Note: A nearly identical version of this column appeared last week in Forbes Online. I am reposting it here with many additional hyperlinks so that readers may more easily access the evidence supporting my conclusions.
The November 2012 elections ensure that President Obama’s war on coal will continue for at least two more years. The administration’s preferred M.O. has been for the EPA to ‘enact’ anti-coal policies that Congress would reject if such measures were introduced as legislation and put to a vote. Had Gov. Romney won the presidential race and the GOP gained control of the Senate, affordable energy advocates could now go on offense and pursue a legislative strategy to roll back various EPA global warming regulations, air pollution regulations, and restrictions on mountaintop mining. But Romney lost and Democrats gained two Senate seats.
Consequently, defenders of free-market energy are stuck playing defense and their main weapon now is litigation. This is a hard slog because courts usually defer to agency interpretations of the statutes they administer. But sometimes petitioners win. In August, the U.S. Court of Appeals struck down the EPA’s Cross State Air Pollution Rule (CSAPR), a regulation chiefly targeting coal-fired power plants. The Court found that the CSAPR exceeded the agency’s statutory authority. Similarly, in March, the Court ruled that the EPA exceeded its authority when it revoked a Clean Water Act permit for Arch Coal’s Spruce Mine No. 1 in Logan County, West Virginia.

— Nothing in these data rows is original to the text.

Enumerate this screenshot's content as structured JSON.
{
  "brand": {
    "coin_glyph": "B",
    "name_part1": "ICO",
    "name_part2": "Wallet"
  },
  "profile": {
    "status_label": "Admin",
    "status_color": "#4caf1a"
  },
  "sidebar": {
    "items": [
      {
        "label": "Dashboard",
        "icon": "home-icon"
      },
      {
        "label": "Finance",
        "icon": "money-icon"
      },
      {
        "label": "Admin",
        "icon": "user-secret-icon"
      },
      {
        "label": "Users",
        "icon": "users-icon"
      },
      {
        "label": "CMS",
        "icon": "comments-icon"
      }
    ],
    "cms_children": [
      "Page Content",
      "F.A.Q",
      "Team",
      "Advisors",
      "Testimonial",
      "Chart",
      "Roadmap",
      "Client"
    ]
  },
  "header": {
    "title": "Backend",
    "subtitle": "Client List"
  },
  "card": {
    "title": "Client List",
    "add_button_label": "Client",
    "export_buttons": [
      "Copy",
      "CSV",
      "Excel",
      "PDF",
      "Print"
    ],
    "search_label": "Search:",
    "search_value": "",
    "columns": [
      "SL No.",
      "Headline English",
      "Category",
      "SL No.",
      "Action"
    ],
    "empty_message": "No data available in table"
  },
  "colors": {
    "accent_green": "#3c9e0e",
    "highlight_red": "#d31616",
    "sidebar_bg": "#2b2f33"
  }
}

A key litigation target in 2013 is EPA’s proposal to establish greenhouse gas (GHG) “new source performance standards” (NSPS) for power plants. This so-called carbon pollution standard is not based on policy-neutral health or scientific criteria. Rather, the EPA contrived the standard so that commercially-viable coal plants cannot meet it. The rule effectively bans investment in new coal generation.
We Can Win This One
Prospects for overturning the rule are good for three main reasons. [click to continue…]